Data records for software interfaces

[Start of Attachment]

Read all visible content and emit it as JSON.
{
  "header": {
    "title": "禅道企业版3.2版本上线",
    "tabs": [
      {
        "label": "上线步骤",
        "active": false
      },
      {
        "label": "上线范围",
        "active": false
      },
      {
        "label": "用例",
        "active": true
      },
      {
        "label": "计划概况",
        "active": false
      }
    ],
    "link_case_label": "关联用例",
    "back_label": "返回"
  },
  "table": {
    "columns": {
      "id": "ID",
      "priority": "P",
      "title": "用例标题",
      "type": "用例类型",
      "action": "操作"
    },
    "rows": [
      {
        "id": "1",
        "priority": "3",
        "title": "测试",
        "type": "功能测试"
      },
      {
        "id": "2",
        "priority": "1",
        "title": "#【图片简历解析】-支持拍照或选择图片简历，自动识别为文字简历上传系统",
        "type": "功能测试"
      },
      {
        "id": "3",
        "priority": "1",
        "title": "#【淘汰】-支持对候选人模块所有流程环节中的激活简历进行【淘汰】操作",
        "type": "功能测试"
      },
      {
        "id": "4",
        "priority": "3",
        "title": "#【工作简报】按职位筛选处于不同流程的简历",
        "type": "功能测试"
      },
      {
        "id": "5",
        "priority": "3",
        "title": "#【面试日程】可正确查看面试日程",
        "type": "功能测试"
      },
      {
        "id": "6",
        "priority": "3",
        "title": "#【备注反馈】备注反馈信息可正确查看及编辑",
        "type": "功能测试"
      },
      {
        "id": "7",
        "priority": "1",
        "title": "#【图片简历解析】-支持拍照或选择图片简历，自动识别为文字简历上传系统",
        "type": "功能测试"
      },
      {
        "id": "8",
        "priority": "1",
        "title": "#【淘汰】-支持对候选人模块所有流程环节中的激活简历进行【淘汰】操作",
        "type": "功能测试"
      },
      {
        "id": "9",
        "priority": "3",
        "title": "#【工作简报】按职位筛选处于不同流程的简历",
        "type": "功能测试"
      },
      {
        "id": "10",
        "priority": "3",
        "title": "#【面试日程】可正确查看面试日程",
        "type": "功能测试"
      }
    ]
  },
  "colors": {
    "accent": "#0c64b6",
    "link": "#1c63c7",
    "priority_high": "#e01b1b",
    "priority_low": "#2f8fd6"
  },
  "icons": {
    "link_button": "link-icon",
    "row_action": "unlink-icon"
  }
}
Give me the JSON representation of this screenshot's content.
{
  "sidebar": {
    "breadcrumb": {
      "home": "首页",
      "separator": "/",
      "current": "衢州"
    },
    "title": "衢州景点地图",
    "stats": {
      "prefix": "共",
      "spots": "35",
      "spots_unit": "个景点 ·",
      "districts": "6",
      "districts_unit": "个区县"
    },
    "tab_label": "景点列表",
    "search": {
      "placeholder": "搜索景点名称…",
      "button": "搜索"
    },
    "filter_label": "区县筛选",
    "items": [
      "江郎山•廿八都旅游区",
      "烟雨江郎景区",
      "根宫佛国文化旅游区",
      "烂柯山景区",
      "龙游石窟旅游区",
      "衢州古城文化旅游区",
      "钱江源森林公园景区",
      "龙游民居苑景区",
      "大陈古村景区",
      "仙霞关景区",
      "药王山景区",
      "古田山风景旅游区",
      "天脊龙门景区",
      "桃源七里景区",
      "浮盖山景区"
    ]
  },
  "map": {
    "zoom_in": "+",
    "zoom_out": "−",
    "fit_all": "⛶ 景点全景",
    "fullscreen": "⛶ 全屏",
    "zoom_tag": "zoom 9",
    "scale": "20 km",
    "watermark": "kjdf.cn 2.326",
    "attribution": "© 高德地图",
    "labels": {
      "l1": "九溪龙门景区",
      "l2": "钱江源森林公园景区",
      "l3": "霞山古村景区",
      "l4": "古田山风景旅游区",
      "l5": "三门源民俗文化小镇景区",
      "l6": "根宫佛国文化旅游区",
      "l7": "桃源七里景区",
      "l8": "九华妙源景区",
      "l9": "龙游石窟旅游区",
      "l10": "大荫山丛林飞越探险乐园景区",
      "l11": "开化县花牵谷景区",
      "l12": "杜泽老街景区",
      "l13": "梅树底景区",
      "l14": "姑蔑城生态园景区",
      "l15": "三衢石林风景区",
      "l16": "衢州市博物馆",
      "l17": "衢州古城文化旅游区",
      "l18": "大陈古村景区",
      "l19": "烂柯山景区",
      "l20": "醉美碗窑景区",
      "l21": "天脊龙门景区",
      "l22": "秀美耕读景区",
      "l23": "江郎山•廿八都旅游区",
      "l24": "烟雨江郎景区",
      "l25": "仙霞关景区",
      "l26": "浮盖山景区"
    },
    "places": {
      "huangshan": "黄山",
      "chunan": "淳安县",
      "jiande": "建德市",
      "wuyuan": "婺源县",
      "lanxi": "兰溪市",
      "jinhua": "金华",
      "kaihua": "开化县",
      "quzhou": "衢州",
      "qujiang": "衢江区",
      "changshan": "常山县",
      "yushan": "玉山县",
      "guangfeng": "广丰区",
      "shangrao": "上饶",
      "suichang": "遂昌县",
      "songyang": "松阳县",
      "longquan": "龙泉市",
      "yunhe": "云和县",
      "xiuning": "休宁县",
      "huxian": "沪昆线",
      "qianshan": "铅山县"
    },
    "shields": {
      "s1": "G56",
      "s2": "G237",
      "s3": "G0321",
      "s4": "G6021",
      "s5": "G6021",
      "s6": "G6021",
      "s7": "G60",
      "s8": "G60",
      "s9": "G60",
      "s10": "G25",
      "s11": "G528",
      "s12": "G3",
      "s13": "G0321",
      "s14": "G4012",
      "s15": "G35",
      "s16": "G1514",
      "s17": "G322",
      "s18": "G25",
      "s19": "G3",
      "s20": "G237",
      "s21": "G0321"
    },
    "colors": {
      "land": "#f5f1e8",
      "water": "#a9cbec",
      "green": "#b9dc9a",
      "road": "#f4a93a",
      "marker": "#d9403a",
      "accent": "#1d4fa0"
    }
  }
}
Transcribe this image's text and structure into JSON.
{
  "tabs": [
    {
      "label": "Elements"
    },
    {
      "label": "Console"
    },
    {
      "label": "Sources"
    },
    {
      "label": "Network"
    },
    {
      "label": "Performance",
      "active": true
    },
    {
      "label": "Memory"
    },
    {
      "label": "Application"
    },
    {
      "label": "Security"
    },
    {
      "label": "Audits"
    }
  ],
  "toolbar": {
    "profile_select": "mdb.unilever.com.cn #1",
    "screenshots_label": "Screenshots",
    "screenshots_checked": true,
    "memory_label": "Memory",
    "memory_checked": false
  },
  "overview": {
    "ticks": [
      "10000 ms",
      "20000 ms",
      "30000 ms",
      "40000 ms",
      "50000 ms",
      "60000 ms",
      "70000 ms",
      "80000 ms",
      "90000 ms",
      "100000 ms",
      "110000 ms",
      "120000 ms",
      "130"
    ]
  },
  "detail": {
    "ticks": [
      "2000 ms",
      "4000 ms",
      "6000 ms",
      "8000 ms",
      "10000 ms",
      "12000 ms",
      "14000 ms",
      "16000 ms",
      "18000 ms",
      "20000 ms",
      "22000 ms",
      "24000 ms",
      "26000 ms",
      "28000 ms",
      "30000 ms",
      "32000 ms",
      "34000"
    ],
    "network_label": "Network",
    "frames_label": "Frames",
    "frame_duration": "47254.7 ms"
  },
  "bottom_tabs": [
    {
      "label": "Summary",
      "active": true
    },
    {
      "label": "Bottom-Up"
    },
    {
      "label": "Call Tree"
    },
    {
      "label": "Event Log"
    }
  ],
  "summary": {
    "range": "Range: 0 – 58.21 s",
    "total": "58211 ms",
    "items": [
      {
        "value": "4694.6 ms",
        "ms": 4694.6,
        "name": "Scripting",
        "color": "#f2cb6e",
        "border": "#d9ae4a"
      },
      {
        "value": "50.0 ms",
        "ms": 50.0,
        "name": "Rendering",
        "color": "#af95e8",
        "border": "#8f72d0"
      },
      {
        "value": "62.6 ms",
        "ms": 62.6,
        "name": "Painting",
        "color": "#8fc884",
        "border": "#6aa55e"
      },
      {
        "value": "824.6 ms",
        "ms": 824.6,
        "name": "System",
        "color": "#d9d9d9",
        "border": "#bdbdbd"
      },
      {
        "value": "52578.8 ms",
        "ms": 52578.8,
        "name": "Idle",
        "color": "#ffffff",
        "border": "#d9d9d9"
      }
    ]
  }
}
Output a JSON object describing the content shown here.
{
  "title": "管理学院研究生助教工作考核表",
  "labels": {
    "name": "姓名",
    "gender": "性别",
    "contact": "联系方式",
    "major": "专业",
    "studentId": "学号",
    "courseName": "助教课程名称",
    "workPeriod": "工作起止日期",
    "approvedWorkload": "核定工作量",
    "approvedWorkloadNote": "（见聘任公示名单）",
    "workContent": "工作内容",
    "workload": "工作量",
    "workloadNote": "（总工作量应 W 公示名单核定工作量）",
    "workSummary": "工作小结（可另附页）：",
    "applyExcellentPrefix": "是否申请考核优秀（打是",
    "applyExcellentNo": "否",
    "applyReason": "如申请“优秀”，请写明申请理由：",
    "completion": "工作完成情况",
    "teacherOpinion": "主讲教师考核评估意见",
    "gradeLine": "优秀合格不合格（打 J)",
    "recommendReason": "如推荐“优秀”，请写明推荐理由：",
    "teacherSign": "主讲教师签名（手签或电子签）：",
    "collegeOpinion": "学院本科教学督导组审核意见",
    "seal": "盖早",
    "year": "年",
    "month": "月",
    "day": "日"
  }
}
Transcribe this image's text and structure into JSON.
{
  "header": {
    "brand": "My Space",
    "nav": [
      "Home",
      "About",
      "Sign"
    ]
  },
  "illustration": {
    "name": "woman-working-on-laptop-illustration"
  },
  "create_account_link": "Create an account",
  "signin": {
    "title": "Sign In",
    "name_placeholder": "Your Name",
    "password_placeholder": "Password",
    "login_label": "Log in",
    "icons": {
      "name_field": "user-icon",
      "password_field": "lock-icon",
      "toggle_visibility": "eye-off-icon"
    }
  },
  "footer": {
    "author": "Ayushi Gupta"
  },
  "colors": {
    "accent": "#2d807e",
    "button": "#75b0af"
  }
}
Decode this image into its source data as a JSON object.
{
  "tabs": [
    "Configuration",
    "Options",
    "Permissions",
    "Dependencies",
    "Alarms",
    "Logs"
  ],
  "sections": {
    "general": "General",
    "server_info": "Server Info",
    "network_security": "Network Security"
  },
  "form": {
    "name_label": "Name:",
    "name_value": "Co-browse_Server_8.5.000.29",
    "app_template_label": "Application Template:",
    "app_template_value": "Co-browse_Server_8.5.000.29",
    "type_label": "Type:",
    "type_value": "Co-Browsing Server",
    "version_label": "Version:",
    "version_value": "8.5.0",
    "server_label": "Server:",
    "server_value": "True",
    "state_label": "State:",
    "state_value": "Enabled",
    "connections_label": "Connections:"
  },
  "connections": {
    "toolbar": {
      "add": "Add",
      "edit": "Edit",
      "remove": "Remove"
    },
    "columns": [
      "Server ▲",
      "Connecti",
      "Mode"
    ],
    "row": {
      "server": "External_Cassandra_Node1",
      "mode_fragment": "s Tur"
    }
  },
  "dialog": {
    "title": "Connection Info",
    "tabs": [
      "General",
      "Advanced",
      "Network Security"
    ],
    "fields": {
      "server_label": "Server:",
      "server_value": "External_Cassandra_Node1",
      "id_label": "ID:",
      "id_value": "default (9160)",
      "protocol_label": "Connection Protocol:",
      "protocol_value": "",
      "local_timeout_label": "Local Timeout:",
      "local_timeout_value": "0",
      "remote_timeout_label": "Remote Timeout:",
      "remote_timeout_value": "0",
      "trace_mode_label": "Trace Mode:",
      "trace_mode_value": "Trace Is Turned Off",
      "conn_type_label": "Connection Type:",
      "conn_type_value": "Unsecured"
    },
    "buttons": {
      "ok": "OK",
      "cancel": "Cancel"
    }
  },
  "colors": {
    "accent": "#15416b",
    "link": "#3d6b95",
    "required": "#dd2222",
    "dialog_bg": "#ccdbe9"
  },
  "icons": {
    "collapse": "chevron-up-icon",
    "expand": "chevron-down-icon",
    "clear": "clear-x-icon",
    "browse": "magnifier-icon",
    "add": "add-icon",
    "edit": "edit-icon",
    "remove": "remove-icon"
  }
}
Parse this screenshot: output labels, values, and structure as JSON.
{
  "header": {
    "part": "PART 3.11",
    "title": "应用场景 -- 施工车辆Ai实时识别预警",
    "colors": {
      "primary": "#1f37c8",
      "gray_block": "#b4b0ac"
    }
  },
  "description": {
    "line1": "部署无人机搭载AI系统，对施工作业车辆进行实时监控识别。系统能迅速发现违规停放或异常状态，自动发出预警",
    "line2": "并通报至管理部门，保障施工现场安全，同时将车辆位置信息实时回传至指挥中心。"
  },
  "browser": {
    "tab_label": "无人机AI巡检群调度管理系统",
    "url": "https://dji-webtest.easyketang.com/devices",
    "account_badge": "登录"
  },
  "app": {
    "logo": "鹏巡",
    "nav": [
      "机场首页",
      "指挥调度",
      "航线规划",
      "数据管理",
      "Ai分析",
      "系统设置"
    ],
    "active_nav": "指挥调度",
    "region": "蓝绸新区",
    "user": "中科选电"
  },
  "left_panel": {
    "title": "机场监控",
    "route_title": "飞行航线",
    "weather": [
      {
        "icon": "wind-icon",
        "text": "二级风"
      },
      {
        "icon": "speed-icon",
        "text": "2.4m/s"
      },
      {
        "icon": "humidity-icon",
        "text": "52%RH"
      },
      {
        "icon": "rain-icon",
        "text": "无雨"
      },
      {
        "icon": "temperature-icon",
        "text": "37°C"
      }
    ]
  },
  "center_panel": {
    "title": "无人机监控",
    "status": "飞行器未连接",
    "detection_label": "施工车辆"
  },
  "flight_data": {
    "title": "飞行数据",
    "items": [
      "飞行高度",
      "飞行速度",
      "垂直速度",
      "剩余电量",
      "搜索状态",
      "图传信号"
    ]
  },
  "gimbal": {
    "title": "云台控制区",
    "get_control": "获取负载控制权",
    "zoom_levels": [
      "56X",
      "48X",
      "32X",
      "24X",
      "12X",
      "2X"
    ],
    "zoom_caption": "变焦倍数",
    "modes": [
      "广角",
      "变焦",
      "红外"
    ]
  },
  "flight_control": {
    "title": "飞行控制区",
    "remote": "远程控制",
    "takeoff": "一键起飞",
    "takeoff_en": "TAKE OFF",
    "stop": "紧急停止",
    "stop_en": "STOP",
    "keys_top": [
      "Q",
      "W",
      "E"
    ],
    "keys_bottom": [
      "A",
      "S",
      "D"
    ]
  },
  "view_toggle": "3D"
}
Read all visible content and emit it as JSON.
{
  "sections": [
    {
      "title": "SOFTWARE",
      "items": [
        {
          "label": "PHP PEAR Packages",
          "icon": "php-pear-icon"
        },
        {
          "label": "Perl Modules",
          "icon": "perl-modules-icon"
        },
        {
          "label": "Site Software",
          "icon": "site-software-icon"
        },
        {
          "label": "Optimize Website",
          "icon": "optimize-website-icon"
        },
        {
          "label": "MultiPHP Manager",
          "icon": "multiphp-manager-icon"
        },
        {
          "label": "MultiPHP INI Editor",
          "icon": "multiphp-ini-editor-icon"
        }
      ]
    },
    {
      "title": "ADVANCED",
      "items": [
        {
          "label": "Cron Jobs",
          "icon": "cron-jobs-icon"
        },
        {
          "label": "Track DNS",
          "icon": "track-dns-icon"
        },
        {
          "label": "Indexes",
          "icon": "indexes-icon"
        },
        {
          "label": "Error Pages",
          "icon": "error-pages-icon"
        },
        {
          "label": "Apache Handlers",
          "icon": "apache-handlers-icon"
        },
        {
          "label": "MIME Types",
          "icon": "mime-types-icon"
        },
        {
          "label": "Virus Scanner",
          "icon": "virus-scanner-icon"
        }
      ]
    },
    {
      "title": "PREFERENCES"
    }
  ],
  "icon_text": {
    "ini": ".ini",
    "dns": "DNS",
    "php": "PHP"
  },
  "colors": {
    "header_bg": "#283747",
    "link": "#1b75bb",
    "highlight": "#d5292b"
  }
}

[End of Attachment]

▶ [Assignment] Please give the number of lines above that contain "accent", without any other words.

▶ [Result below] 4